For Robert Mason: Welcome to the Sinclair net. I am not a Mason, but as a Commissioner for the Clan Sinclair for many years, I have had a definite interest in the Septs and Associated Families of our clan, though most of my questions remain unanswered. One of our five sept names is Mason, and I have always supposed that due to the great amount of building done by the Rosslyn earls in the 14th century, the craft of masonry would have been a major player in the Sinclair scheme of things. In the middle ages, large buildings were being built of stone because woodworking tools had not been developed. Stone Age man learned to shape and arrange stone in it's varied forms provided by nature and the environment, so it's not unusual that people who followed this craft and were called masons should have taken that as a family name quite early in the course of human history. It follows that the Sinclairs needed many people of that name to carry out their chapel and castle projects at Rosslyn, and that close association with and in support of the Sinclairs would give the Masons special consideration as a sept. They are entitled to wear the Sinclair tartan and be members of the Clan Sinclair Association, U. S. A.
I had also assumed that the Masons of the Middle Ages would have been centered around places where many of the craft families were established for exceptionally long projects, such as Rosslyn Chapel, and the building of the Sinclair Castle in the Orkneys. On the other hand, they must have also been involved in many similar long-term jobs, and the presence of a stonemason was not unusual anywhere in the world during the past several thousand years.
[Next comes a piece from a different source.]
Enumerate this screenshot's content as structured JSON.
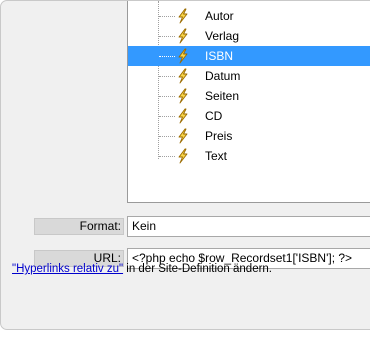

Why would one family wind up with the name Mason?
I'm sorry I bring more questions than answers, but if you find something which explains the name in connection with Sinclair, I'm sure we would all like to hear about it.